Sri Lanka still paying past bills as it plans for the future
More than a third of government revenue goes toward servicing Chinese loans.
Sri Lanka has long been the most economically developed state in South Asia and despite decades of civil war, its social indicators are still among the best in the region. The new government under President Maithripala Sirisena and Prime Minister Ranil Wickremesinghe signal a return to Sri Lanka’s ‘balanced’ foreign policy, away from its tilt towards China.
The country’s decision to reject authoritarianism, kleptocracy and communal division augurs well for its long-term future, but 2016 was a reminder that Sri Lanka must pay the price for past economic policies before it can move forward with national renewal.
After destroying the Liberation Tigers of Tamil Eelam in 2009, the former Rajapaksa regime embarked on an accelerated construction program largely funded by foreign debt.
The construction by Chinese companies of a port, an airport and a cricket stadium in Rajapaksa’s home town of Hambantota, which now lie largely unused, symbolise everything that was wrong with this approach. Sri Lanka’s foreign debt-to-GDP ratio increased to 94 per cent in 2015 from 36 per cent in 2010, with more than a third of government revenue going towards servicing Chinese loans
Rajapaksa raised trade barriers, including new para-tariffs, or tariffs on tariffs, resulting in a real tariff rate of around 30 per cent. Razeen Sally, a prominent Sri Lankan economist, argues that these measures effectively de-globalised Sri Lanka’s economy, reducing its trade-to-GDP ratio to 50 per cent just as Sri Lanka’s neighbours were moving towards greater global engagement.
Last year was when the bills really started to fall due. Growth slowed to around 5 per cent in 2016, well below that of India, its largest trading partner. Sri Lanka also suffered a debt and balance of payments crisis, with its financial position only being temporarily stabilised through a US$1.5 billion IMF rescue package. The government promised new revenue measures to limit the budget deficit and it is negotiating a new trade deal with India.
But the high debt load has made Sri Lanka beholden to China, constraining its choices. Despite an earlier pledge to block the controversial Colombo Port City Project, the government has been bound to grant further concessions that would give Chinese owners even more control. A debt for equity swap for the uneconomic Hambantota Port will effectively hand over control of the port to China.

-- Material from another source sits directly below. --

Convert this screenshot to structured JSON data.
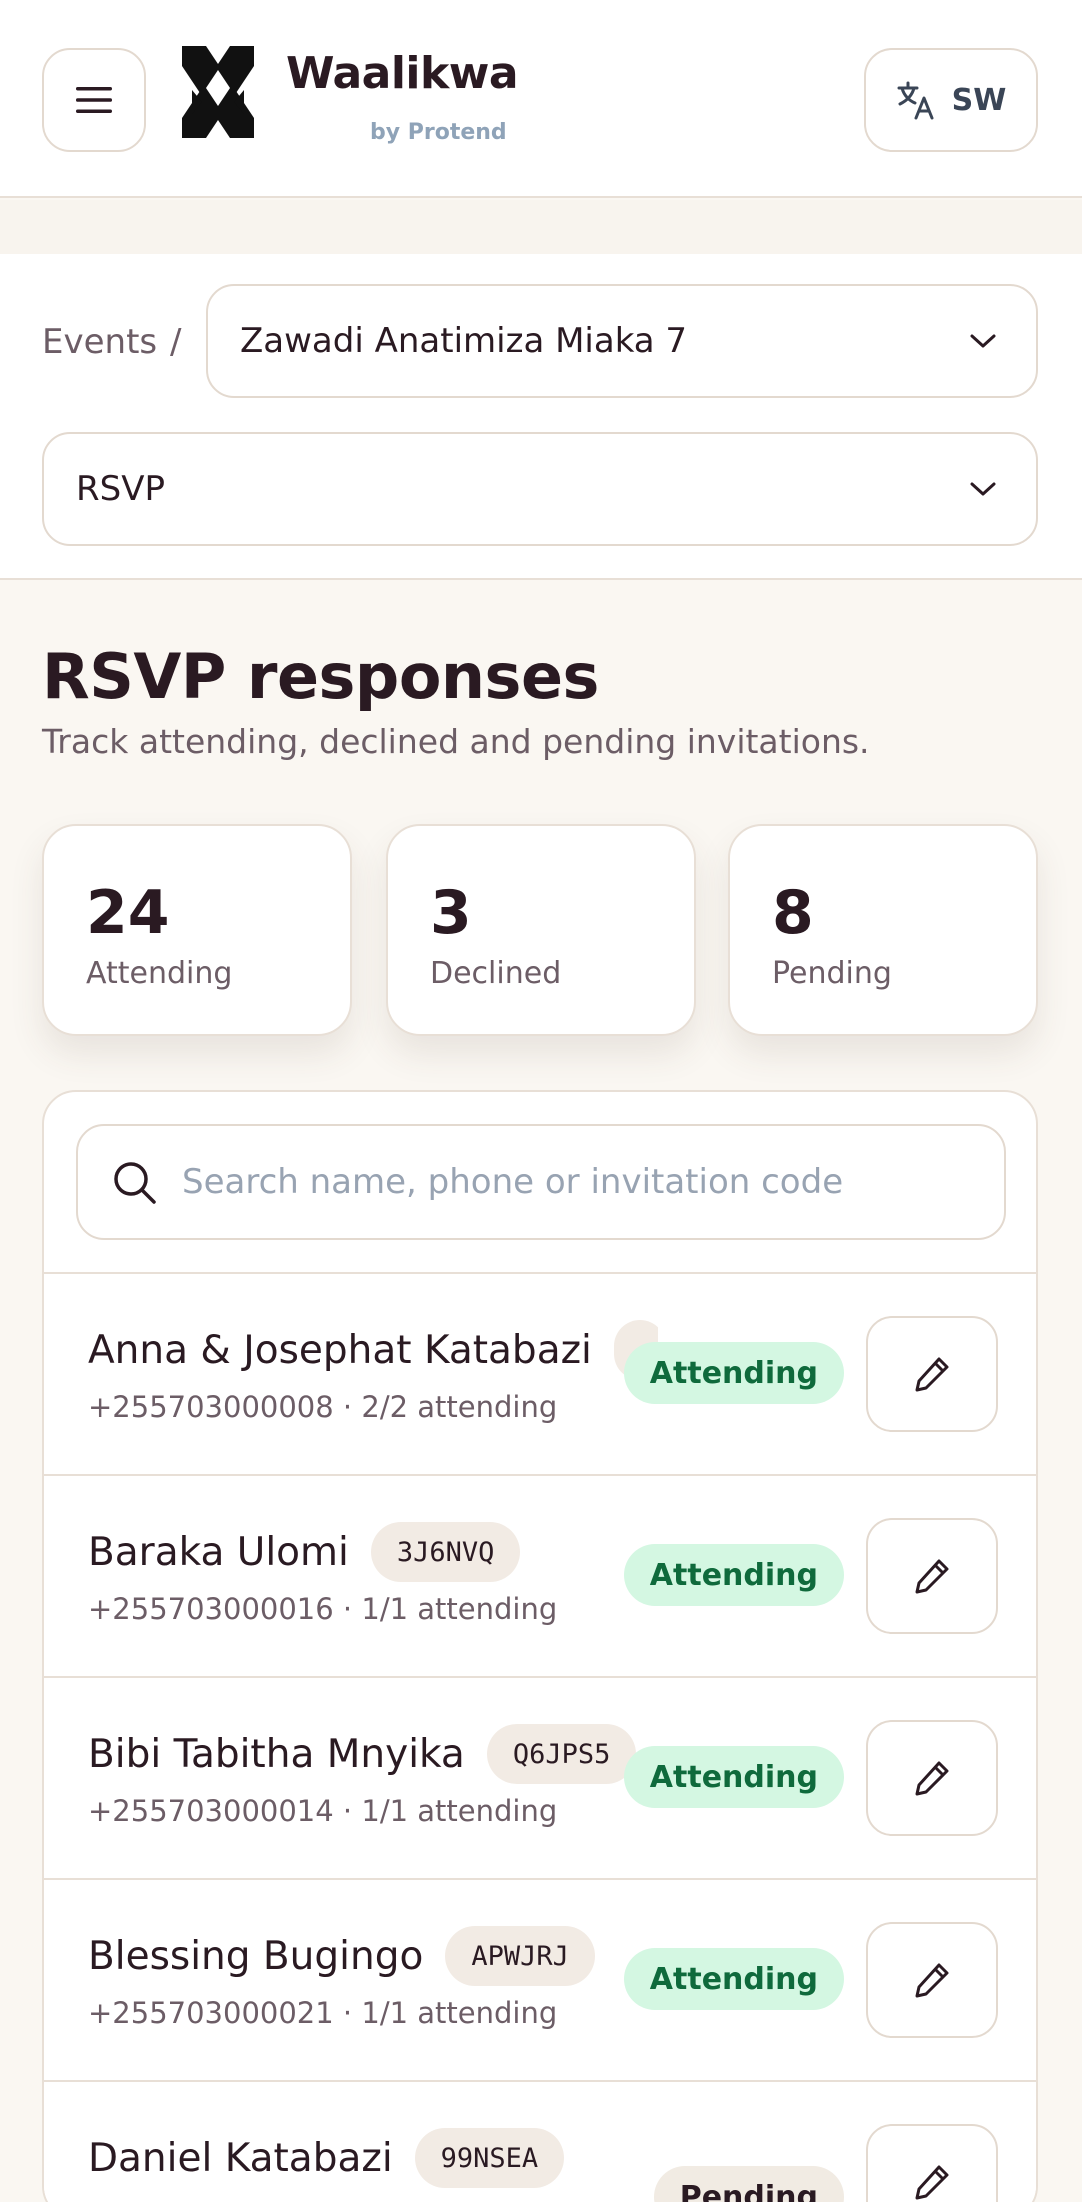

Despite these problems, Sri Lanka is still a country with big ambitions, including aspirations to become an Asian trading hub like Singapore. Just as Singapore successfully leveraged its geographic position between the Pacific and Indian Oceans, the hope is that Sri Lanka can do the same using its position on Indian Ocean trade routes.

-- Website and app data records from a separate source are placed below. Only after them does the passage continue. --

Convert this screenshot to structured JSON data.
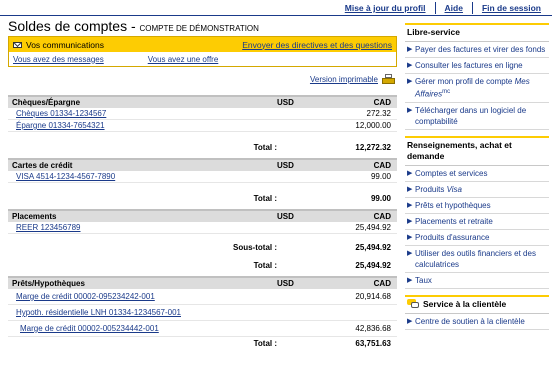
{
  "toplinks": {
    "update_profile": "Mise à jour du profil",
    "help": "Aide",
    "logout": "Fin de session"
  },
  "title": {
    "main": "Soldes de comptes - ",
    "sub": "COMPTE DE DÉMONSTRATION"
  },
  "communications": {
    "header": "Vos communications",
    "send_link": "Envoyer des directives et des questions",
    "messages_link": "Vous avez des messages",
    "offer_link": "Vous avez une offre"
  },
  "print_label": "Version imprimable",
  "columns": {
    "usd": "USD",
    "cad": "CAD"
  },
  "sections": {
    "chequing": {
      "title": "Chèques/Épargne",
      "rows": [
        {
          "name": "Chèques 01334-1234567",
          "cad": "272.32"
        },
        {
          "name": "Épargne 01334-7654321",
          "cad": "12,000.00"
        }
      ],
      "total_label": "Total :",
      "total": "12,272.32"
    },
    "credit": {
      "title": "Cartes de crédit",
      "rows": [
        {
          "name": "VISA 4514-1234-4567-7890",
          "cad": "99.00"
        }
      ],
      "total_label": "Total :",
      "total": "99.00"
    },
    "investments": {
      "title": "Placements",
      "rows": [
        {
          "name": "REER 123456789",
          "cad": "25,494.92"
        }
      ],
      "subtotal_label": "Sous-total :",
      "subtotal": "25,494.92",
      "total_label": "Total :",
      "total": "25,494.92"
    },
    "loans": {
      "title": "Prêts/Hypothèques",
      "rows": [
        {
          "name": "Marge de crédit 00002-095234242-001",
          "cad": "20,914.68"
        },
        {
          "name": "Hypoth. résidentielle LNH 01334-1234567-001",
          "cad": ""
        },
        {
          "name": "Marge de crédit 00002-005234442-001",
          "cad": "42,836.68"
        }
      ],
      "total_label": "Total :",
      "total": "63,751.63"
    }
  },
  "sidebar": {
    "self_service": {
      "title": "Libre-service",
      "items": [
        "Payer des factures et virer des fonds",
        "Consulter les factures en ligne",
        "Télécharger dans un logiciel de comptabilité"
      ],
      "profile_prefix": "Gérer mon profil de compte ",
      "profile_brand": "Mes Affaires",
      "profile_mc": "mc"
    },
    "info": {
      "title": "Renseignements, achat et demande",
      "items": [
        "Comptes et services",
        "Prêts et hypothèques",
        "Placements et retraite",
        "Produits d'assurance",
        "Utiliser des outils financiers et des calculatrices",
        "Taux"
      ],
      "visa_prefix": "Produits ",
      "visa_brand": "Visa"
    },
    "service": {
      "title": "Service à la clientèle",
      "items": [
        "Centre de soutien à la clientèle"
      ]
    }
  },
  "colors": {
    "accent_yellow": "#fdcc03",
    "link_blue": "#1a3a8a",
    "header_gray": "#dcdcdc"
  }
}
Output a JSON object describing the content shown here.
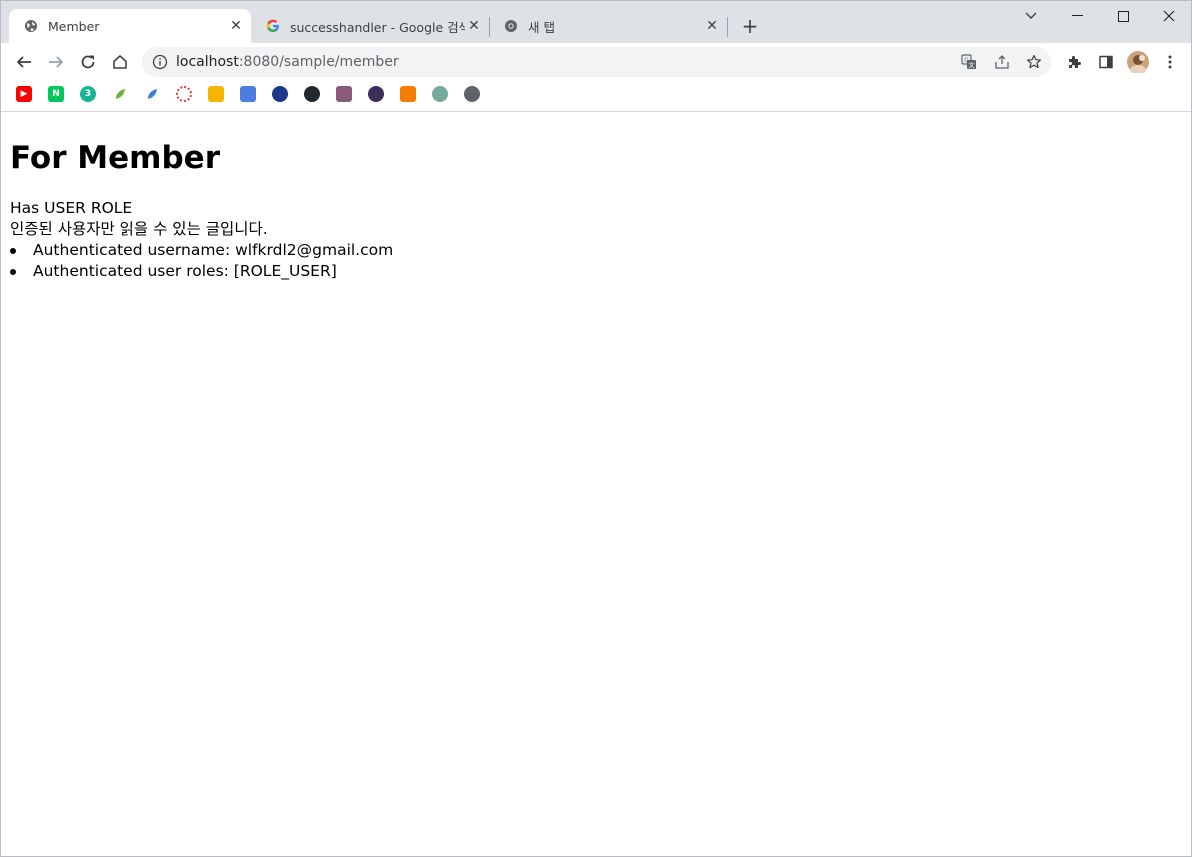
{
  "tabs": [
    {
      "title": "Member",
      "icon": "globe-icon",
      "active": true
    },
    {
      "title": "successhandler - Google 검색",
      "icon": "google-g-icon",
      "active": false
    },
    {
      "title": "새 탭",
      "icon": "chrome-icon",
      "active": false
    }
  ],
  "address_bar": {
    "host": "localhost",
    "rest": ":8080/sample/member"
  },
  "bookmarks": [
    {
      "icon": "youtube-icon",
      "color": "#ff0000",
      "glyph": "▶"
    },
    {
      "icon": "naver-icon",
      "color": "#03c75a",
      "glyph": "N"
    },
    {
      "icon": "green-circle-icon",
      "color": "#19b394",
      "glyph": "3"
    },
    {
      "icon": "leaf-icon",
      "color": "#6db33f",
      "glyph": ""
    },
    {
      "icon": "blue-feather-icon",
      "color": "#3d7de0",
      "glyph": ""
    },
    {
      "icon": "red-ring-icon",
      "color": "#e53935",
      "glyph": ""
    },
    {
      "icon": "yellow-id-icon",
      "color": "#f4b400",
      "glyph": ""
    },
    {
      "icon": "blue-tile-icon",
      "color": "#4f7ddf",
      "glyph": ""
    },
    {
      "icon": "owl-icon",
      "color": "#1d3a8a",
      "glyph": ""
    },
    {
      "icon": "github-icon",
      "color": "#24292e",
      "glyph": ""
    },
    {
      "icon": "photo-icon",
      "color": "#8a5a7a",
      "glyph": ""
    },
    {
      "icon": "avatar-circle-icon",
      "color": "#3b2f5a",
      "glyph": ""
    },
    {
      "icon": "orange-cube-icon",
      "color": "#f57c00",
      "glyph": ""
    },
    {
      "icon": "openai-icon",
      "color": "#74aa9c",
      "glyph": ""
    },
    {
      "icon": "globe-icon",
      "color": "#5f6368",
      "glyph": ""
    }
  ],
  "page": {
    "heading": "For Member",
    "role_line": "Has USER ROLE",
    "notice": "인증된 사용자만 읽을 수 있는 글입니다.",
    "details": [
      "Authenticated username: wlfkrdl2@gmail.com",
      "Authenticated user roles: [ROLE_USER]"
    ]
  }
}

These aspirations are not new, but Sri Lanka now hopes to be able to break through the problems created during its 30-year ethnic conflict, including weak institutions, rampant corruption and loss-making state-owned firms.
Looking beyond 2016, if stability and good governance can be restored then Sri Lanka could be well positioned to take advantage of the growing economic connections between East and South Asia.
Its location and relatively well-educated workforce could make it an attractive destination for some industries that are moving out of Southeast Asia and China. Sri Lanka is well placed to be a major beneficiary of China’s Maritime One Belt One Road initiative, which involves developing infrastructure and special manufacturing zones. It may also play off other big investors, such as Japan and Singapore.
One big opportunity would be to use Sri Lanka’s comparative advantage in port services as the basis for a broader shipping services industry, much as Singapore used shipping as a foundation to build its economy. Colombo Port is already the biggest transhipment hub in South Asia, with some 70 per cent of containers handled by the port destined for elsewhere, mostly India.
But a far bigger prize would involve ‘opening the boxes’ and moving up the value chain just as Singapore did, potentially turning Colombo into a regional hub for logistics, maintenance, engineering and financial services.
This would require the government to take on the vested interests in the shipping industry and strengthen institutions, including tackling corruption and strengthening the rule of law. While Sri Lanka may have the potential to one day become a ‘Bengal Tiger’ to rival some of the East Asian economic tigers, this will require hard decisions and disciplined governance.
This article originally appeared on East Asia Forum here.
David Brewster is a Senior Research Fellow at the National Security College, The Australian National University.